  • It is up to YOU (the programmer,) to check that the path (be it file or directory,) actually exists.
path= File.expand_path( "MyModels" )
if Kernel.test(?d,path)
   filepath = UI.savepanel("Save As", path, "SketchUp Model(*.skp)|*.skp||")
 # recover gracefully as the subdir does not exist

This is what is stated for the filename argument of UI.savepanel (the documentation hyperlink in the original post will take you directly to the entry of UI.savepanel):

The default filename for the save panel. On Windows, you can alternatively pass a mask, like “*.txt”, to have all the .txt files display. If you want multiple file types to display, you can supply multiple masks for the filename and separate them with a semicolon, like this: “*.txt;*.doc”.

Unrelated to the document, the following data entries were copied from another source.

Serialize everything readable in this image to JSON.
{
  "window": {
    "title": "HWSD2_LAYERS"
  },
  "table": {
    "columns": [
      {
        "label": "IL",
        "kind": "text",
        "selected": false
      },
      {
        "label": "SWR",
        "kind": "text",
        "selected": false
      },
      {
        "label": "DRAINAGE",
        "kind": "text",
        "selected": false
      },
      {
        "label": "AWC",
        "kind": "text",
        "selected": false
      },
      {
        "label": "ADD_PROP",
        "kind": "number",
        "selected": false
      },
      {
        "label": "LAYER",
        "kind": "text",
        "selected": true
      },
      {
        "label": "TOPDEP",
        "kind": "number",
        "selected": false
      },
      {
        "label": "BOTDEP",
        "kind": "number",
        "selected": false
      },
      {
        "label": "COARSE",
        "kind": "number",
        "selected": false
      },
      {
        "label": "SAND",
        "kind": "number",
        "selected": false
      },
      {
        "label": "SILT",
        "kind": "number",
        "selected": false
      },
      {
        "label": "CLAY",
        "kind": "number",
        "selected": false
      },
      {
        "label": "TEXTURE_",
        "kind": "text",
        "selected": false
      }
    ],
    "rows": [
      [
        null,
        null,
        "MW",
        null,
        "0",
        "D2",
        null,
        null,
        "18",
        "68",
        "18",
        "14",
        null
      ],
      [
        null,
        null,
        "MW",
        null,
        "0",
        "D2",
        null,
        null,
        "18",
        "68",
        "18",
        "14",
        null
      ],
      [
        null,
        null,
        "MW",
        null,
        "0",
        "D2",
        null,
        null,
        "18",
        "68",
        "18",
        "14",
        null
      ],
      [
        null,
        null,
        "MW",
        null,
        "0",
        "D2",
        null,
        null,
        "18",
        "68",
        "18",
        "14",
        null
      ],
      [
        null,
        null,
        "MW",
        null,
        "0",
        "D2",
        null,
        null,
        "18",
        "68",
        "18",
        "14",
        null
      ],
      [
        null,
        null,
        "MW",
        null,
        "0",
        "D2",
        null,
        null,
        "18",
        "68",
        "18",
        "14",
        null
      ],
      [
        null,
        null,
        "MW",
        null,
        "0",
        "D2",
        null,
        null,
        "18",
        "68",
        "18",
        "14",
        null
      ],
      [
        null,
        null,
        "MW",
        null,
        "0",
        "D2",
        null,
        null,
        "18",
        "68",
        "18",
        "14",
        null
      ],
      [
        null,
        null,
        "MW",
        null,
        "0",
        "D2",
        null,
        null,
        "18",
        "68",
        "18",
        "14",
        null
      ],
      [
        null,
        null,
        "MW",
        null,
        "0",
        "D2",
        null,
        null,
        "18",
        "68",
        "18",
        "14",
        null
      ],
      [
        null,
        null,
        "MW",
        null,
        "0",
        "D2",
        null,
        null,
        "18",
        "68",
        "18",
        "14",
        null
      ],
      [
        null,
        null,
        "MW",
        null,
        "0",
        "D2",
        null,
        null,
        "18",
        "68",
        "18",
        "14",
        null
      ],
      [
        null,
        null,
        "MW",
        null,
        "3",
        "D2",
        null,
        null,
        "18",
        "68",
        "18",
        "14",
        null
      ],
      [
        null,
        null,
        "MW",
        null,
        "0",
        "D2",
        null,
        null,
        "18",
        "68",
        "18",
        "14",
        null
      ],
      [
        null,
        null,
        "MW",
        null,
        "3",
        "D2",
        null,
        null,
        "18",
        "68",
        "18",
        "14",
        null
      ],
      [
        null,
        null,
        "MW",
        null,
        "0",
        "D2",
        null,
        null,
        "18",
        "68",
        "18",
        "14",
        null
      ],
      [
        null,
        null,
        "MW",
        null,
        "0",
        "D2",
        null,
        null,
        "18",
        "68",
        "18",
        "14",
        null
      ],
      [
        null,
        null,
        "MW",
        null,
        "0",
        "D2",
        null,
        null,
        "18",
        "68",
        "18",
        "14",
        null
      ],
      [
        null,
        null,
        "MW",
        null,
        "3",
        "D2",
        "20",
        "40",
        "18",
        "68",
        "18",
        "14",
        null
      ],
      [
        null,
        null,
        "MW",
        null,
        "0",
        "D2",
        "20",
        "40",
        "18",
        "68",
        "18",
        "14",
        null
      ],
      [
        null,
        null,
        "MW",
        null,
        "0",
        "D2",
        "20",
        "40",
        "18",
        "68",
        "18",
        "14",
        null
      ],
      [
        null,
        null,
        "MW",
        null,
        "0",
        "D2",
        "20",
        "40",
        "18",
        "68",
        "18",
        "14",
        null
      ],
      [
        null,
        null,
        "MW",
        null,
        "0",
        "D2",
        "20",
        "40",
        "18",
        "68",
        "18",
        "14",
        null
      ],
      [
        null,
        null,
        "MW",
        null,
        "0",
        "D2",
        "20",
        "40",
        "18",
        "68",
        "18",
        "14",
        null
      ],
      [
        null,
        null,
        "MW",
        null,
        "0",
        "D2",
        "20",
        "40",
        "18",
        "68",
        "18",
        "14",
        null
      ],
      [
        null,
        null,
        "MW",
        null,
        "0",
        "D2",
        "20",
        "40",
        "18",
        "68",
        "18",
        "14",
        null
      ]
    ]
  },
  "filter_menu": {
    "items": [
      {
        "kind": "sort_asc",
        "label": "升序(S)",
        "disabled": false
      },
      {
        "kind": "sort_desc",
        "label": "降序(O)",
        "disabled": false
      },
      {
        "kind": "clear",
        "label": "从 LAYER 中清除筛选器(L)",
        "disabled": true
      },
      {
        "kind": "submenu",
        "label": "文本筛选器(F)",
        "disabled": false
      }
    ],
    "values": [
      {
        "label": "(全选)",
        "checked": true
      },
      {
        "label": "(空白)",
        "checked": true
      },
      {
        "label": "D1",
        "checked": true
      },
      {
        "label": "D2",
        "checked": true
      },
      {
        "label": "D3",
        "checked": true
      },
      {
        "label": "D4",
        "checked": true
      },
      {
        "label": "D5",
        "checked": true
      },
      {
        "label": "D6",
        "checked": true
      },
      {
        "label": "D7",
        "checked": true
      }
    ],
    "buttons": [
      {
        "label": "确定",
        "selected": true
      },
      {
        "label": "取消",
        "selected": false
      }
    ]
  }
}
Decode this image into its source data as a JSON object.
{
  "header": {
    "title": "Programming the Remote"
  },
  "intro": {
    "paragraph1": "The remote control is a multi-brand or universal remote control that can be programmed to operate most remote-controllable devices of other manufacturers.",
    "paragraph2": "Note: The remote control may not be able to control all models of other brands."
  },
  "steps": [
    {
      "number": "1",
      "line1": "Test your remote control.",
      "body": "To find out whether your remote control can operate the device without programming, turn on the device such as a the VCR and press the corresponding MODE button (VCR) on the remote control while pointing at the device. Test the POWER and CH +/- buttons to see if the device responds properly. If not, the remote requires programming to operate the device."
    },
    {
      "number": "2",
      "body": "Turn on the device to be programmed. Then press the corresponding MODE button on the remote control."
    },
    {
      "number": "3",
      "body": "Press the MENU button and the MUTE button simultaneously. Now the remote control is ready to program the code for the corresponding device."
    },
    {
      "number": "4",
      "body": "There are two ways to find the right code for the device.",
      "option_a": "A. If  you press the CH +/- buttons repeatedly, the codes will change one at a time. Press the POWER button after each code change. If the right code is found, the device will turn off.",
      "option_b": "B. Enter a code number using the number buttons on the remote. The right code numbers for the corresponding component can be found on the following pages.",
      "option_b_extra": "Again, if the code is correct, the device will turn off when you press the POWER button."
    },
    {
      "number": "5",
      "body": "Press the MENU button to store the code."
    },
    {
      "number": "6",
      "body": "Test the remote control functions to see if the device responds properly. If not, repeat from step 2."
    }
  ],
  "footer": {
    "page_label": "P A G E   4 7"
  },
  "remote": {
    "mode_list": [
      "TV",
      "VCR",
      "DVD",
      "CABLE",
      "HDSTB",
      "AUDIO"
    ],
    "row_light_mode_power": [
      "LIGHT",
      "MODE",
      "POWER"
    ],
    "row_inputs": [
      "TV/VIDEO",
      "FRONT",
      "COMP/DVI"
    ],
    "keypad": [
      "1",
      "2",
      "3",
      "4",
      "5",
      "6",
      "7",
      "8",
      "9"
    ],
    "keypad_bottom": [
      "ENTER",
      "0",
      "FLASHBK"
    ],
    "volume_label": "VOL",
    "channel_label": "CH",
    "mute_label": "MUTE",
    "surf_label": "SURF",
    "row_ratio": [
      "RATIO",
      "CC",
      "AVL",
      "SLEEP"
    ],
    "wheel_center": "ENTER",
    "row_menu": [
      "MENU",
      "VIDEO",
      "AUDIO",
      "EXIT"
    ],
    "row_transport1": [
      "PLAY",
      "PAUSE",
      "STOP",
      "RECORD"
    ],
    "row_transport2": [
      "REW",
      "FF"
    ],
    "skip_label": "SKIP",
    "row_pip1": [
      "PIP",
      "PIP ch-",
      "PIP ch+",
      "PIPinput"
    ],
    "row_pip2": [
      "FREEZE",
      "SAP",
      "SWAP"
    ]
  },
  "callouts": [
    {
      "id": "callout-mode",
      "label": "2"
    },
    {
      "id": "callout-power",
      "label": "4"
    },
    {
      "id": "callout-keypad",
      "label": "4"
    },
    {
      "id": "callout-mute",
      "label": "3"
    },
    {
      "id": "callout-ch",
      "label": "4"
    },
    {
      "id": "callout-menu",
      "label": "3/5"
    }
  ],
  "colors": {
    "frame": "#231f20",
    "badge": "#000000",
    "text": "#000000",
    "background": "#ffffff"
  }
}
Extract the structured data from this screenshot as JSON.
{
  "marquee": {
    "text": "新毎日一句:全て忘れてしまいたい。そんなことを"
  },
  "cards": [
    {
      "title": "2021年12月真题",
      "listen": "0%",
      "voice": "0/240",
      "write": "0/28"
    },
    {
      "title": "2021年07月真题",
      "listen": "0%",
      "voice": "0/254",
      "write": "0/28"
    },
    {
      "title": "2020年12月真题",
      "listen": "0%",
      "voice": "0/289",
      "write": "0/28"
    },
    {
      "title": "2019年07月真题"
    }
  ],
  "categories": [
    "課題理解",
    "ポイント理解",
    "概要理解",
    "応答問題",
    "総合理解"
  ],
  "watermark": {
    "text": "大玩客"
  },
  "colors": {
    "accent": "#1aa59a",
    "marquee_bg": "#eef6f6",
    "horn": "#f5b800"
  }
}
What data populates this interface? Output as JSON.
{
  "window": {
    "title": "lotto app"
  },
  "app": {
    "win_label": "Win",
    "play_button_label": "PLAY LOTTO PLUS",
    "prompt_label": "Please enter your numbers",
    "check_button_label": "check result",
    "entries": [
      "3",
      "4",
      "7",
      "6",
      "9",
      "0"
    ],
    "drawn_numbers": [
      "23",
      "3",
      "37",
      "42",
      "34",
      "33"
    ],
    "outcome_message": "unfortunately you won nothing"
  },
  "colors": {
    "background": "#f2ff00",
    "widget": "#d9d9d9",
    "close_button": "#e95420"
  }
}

Nonetheless, using gsub in combination with a single mask extension did in fact solve the issue with the crash; thanks for the help :smile:

However, the issue with the underscore replacing the asterisk, and the filter name being placed in the filename text area (as opposed to the filetype area below it) is still there when the save dialog is shown.

I doubt this will help pinpoint anything, but just in case here’s the call:

UI.savepanel("Set File Location", "c:\\some\\path", "*.flv").gsub(/\\/, '/')

Hi, I believe the old code is still in place so that is someone uses the old syntax, we didn’t break anything for that extension. So since that snippet you posted isn’t using the correct syntax, we take the old, bugged, codepath.

This is the syntax you want. Note: our docs apparently have an issue that they are not accurately displaying the syntax. It took me a few tries to remember how to do it, but this is it I believe.

UI.savepanel("Set File Location", "c:\\some\\path", "*.flv|*.flv|").gsub(/\\/, '/')

Hope that helps!


1 Like

The list of file types are terminated with a double-pipe (which is not Ruby-ish.)